-- DATA EXTRACTS follows --

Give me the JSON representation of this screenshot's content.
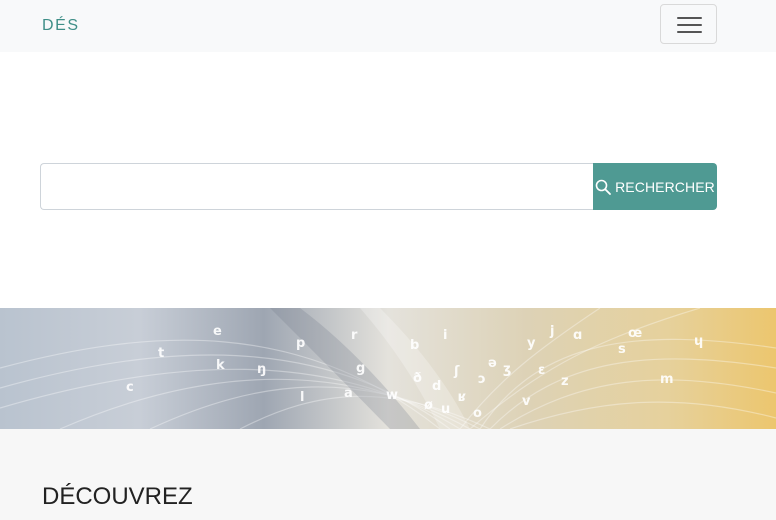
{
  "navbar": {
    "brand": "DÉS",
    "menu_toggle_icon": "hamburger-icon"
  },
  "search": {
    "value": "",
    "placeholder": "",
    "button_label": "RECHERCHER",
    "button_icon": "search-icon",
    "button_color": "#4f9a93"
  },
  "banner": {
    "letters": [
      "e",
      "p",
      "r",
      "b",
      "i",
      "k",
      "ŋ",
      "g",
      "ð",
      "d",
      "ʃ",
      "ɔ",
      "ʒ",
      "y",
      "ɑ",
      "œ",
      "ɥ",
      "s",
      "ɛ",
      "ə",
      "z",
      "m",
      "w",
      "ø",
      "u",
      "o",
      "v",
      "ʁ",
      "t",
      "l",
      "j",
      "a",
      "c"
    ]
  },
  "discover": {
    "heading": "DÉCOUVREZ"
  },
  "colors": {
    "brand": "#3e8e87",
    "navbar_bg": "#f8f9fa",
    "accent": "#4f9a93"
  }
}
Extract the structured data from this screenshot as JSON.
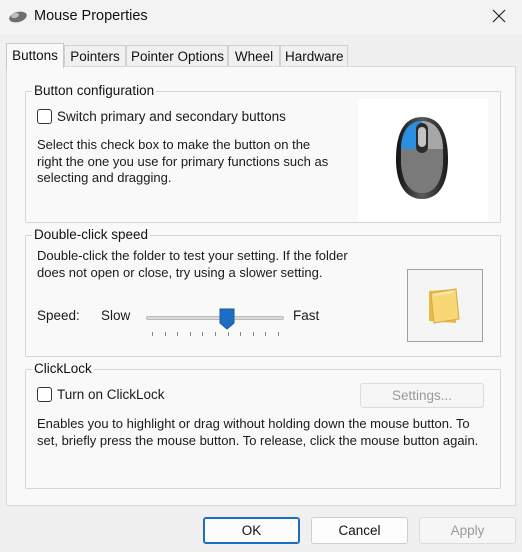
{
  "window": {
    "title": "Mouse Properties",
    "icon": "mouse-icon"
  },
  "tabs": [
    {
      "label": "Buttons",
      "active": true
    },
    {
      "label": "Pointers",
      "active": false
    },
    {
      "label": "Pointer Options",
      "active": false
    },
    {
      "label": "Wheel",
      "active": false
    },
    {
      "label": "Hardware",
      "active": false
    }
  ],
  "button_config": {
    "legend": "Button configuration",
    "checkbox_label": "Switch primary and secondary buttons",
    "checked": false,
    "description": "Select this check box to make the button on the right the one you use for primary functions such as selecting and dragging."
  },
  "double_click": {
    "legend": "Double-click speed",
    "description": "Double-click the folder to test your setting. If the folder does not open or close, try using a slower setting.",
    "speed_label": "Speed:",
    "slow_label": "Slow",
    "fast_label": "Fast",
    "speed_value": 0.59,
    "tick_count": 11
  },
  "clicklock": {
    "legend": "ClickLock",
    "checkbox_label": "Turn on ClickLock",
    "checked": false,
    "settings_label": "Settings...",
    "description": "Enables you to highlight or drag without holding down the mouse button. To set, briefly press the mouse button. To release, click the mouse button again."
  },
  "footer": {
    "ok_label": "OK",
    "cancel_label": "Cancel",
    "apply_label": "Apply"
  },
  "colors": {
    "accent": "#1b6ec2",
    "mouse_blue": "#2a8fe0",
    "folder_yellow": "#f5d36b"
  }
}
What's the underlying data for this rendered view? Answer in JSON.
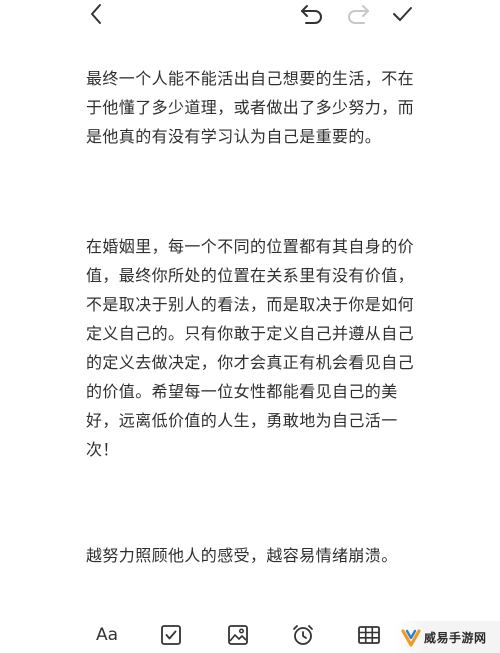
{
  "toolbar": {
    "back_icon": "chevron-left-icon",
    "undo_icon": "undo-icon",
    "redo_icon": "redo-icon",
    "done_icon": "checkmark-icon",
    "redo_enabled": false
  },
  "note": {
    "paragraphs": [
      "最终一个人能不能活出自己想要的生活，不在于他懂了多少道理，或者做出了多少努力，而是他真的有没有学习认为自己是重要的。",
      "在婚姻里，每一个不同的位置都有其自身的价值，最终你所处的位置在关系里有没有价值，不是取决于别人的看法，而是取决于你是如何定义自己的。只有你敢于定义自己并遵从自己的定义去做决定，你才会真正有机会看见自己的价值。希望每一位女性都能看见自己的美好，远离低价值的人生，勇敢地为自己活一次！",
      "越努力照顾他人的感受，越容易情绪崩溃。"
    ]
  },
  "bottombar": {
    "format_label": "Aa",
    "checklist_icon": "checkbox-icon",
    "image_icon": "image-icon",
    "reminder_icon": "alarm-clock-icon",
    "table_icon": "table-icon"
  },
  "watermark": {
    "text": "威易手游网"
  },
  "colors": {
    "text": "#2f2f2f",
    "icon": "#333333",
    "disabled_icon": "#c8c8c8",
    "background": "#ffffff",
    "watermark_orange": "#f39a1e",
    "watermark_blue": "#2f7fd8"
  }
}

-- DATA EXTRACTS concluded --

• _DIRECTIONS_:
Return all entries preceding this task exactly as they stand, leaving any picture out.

• _RESPONSE TO THE TASK_:
Give me the JSON representation of this screenshot's content.
{
  "navbar": {
    "brand": "DÉS",
    "menu_toggle_icon": "hamburger-icon"
  },
  "search": {
    "value": "",
    "placeholder": "",
    "button_label": "RECHERCHER",
    "button_icon": "search-icon",
    "button_color": "#4f9a93"
  },
  "banner": {
    "letters": [
      "e",
      "p",
      "r",
      "b",
      "i",
      "k",
      "ŋ",
      "g",
      "ð",
      "d",
      "ʃ",
      "ɔ",
      "ʒ",
      "y",
      "ɑ",
      "œ",
      "ɥ",
      "s",
      "ɛ",
      "ə",
      "z",
      "m",
      "w",
      "ø",
      "u",
      "o",
      "v",
      "ʁ",
      "t",
      "l",
      "j",
      "a",
      "c"
    ]
  },
  "discover": {
    "heading": "DÉCOUVREZ"
  },
  "colors": {
    "brand": "#3e8e87",
    "navbar_bg": "#f8f9fa",
    "accent": "#4f9a93"
  }
}
Extract the structured data from this screenshot as JSON.
{
  "window": {
    "title": "Mouse Properties",
    "icon": "mouse-icon"
  },
  "tabs": [
    {
      "label": "Buttons",
      "active": true
    },
    {
      "label": "Pointers",
      "active": false
    },
    {
      "label": "Pointer Options",
      "active": false
    },
    {
      "label": "Wheel",
      "active": false
    },
    {
      "label": "Hardware",
      "active": false
    }
  ],
  "button_config": {
    "legend": "Button configuration",
    "checkbox_label": "Switch primary and secondary buttons",
    "checked": false,
    "description": "Select this check box to make the button on the right the one you use for primary functions such as selecting and dragging."
  },
  "double_click": {
    "legend": "Double-click speed",
    "description": "Double-click the folder to test your setting. If the folder does not open or close, try using a slower setting.",
    "speed_label": "Speed:",
    "slow_label": "Slow",
    "fast_label": "Fast",
    "speed_value": 0.59,
    "tick_count": 11
  },
  "clicklock": {
    "legend": "ClickLock",
    "checkbox_label": "Turn on ClickLock",
    "checked": false,
    "settings_label": "Settings...",
    "description": "Enables you to highlight or drag without holding down the mouse button. To set, briefly press the mouse button. To release, click the mouse button again."
  },
  "footer": {
    "ok_label": "OK",
    "cancel_label": "Cancel",
    "apply_label": "Apply"
  },
  "colors": {
    "accent": "#1b6ec2",
    "mouse_blue": "#2a8fe0",
    "folder_yellow": "#f5d36b"
  }
}
What's the underlying data for this rendered view? Answer in JSON.
{
  "toolbar": {
    "back_icon": "chevron-left-icon",
    "undo_icon": "undo-icon",
    "redo_icon": "redo-icon",
    "done_icon": "checkmark-icon",
    "redo_enabled": false
  },
  "note": {
    "paragraphs": [
      "最终一个人能不能活出自己想要的生活，不在于他懂了多少道理，或者做出了多少努力，而是他真的有没有学习认为自己是重要的。",
      "在婚姻里，每一个不同的位置都有其自身的价值，最终你所处的位置在关系里有没有价值，不是取决于别人的看法，而是取决于你是如何定义自己的。只有你敢于定义自己并遵从自己的定义去做决定，你才会真正有机会看见自己的价值。希望每一位女性都能看见自己的美好，远离低价值的人生，勇敢地为自己活一次！",
      "越努力照顾他人的感受，越容易情绪崩溃。"
    ]
  },
  "bottombar": {
    "format_label": "Aa",
    "checklist_icon": "checkbox-icon",
    "image_icon": "image-icon",
    "reminder_icon": "alarm-clock-icon",
    "table_icon": "table-icon"
  },
  "watermark": {
    "text": "威易手游网"
  },
  "colors": {
    "text": "#2f2f2f",
    "icon": "#333333",
    "disabled_icon": "#c8c8c8",
    "background": "#ffffff",
    "watermark_orange": "#f39a1e",
    "watermark_blue": "#2f7fd8"
  }
}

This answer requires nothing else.